Memories: Dragon’s Lair was the first laserdisc game to hit the arcades, an early field that included Starcom’s Space Ace and other manufacturers’ Cliff Hanger, among only a handful of others. The Sega laser game Astron Belt was actually in development earlier than Dragon’s Lair, but it languished in the video game equivalent of Hollywood’s “development hell,” meaning that it didn’t arrive until it was an also-ran.
The idea behind these games were pretty much the same as the Choose-Your-Own-Adventure books, except with video and audio. If you moved your joystick in the right direction or hit the action button at the right time, you moved on to the next challenge. If not, Dirk the Daring perishes horribly and is then re-animated (if you’ll forgive the pun).
There really was very, very little actual choice in the game at all. Very little was under the player’s control.
Sound barely seems to have been a consideration with Dragon’s Lair; there was almost no music, aside from some very cheesy synth-trumpet calls, and almost no speech. Princess Daphne did the most talking, in a squeaky little supermodel voice; Dirk mostly grunted and screamed, occasionally sounding for all the world like a Muppet having an orgasm.

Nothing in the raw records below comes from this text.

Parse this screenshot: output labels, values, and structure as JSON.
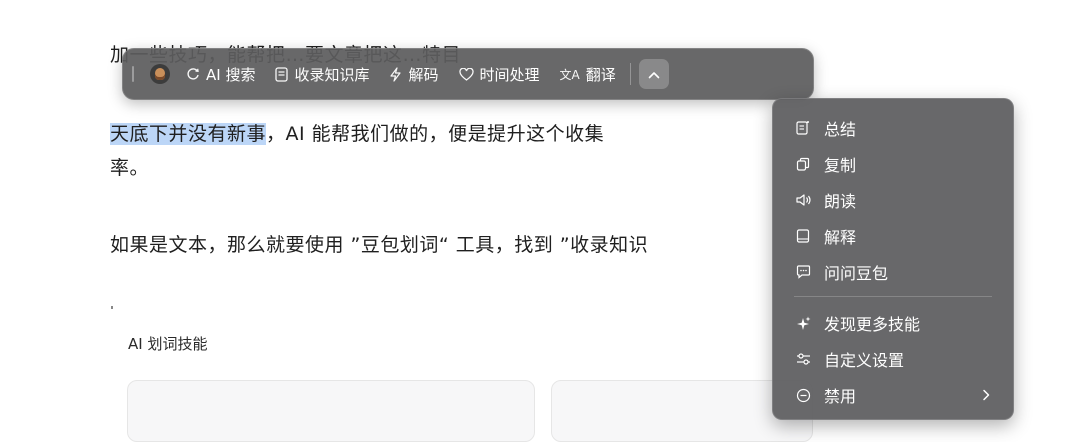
{
  "document": {
    "line1_partial": "加一些技巧，能帮把…要文章把这…特目",
    "line2_highlight": "天底下并没有新事",
    "line2_rest": "，AI 能帮我们做的，便是提升这个收集",
    "line3": "率。",
    "line4": "如果是文本，那么就要使用 ”豆包划词“ 工具，找到 ”收录知识",
    "section_label": "AI 划词技能"
  },
  "toolbar": {
    "items": [
      {
        "label": "AI 搜索",
        "icon": "ai-search-icon"
      },
      {
        "label": "收录知识库",
        "icon": "knowledge-base-icon"
      },
      {
        "label": "解码",
        "icon": "decode-icon"
      },
      {
        "label": "时间处理",
        "icon": "heart-icon"
      },
      {
        "label": "翻译",
        "icon": "translate-icon"
      }
    ],
    "toggle_icon": "chevron-up-icon"
  },
  "menu": {
    "items": [
      {
        "label": "总结",
        "icon": "summary-icon"
      },
      {
        "label": "复制",
        "icon": "copy-icon"
      },
      {
        "label": "朗读",
        "icon": "speaker-icon"
      },
      {
        "label": "解释",
        "icon": "book-icon"
      },
      {
        "label": "问问豆包",
        "icon": "chat-icon"
      }
    ],
    "items2": [
      {
        "label": "发现更多技能",
        "icon": "sparkle-icon"
      },
      {
        "label": "自定义设置",
        "icon": "sliders-icon"
      },
      {
        "label": "禁用",
        "icon": "disable-icon",
        "has_submenu": true
      }
    ]
  }
}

The brainchild of ex-Disney animator Don Bluth, whose very distinctive animation also graced the later Space Ace, Dragon’s Lair was criticized even in its heyday as a game that amounted to little more than an animal behavior experiment. If the player learned to do the right thing at the right time, they’d get to see the entire cartoon through to the end. If not…insert another 50 cents. And that’s a valid criticism. But having watched my beloved spend hours trying to plow through various seemingly impossible levels of the Xena: Warrior Princess game for the Playstation, having to find just the right combination of moves and going to the right places in the right order, I ask myself…have we come a long way since Dragon’s Lair…or have we regressed back into that style of game?
Dragon’s Lair got a huge amount of publicity, and as such became one of the few early 80s games to get its own merchandise. A Dragon’s Lair cartoon survived for about one season, and – some 20 years later – action figures. A Dragon’s Lair II game was also created, though it’s incredibly obscure (and, frankly, not as much fun).
Perhaps the greatest spinoff from Dragon’s Lair is that, at long last, it can now be played at home. Digital Leisure has remastered the game footage and released it – in playable form, no less! – on DVD. The Dragon’s Lair DVD substitutes the arrow keys, usually used for menu screens, for the joystick, and the “select” (or, depending on the manufacturer, “enter” button for the game’s all-purpose action button. Make no mistake, though; response time is just as sluggish as it was with the original arcade game, and so is the lag time so the player can seek for the correct clip to correspond to your actions.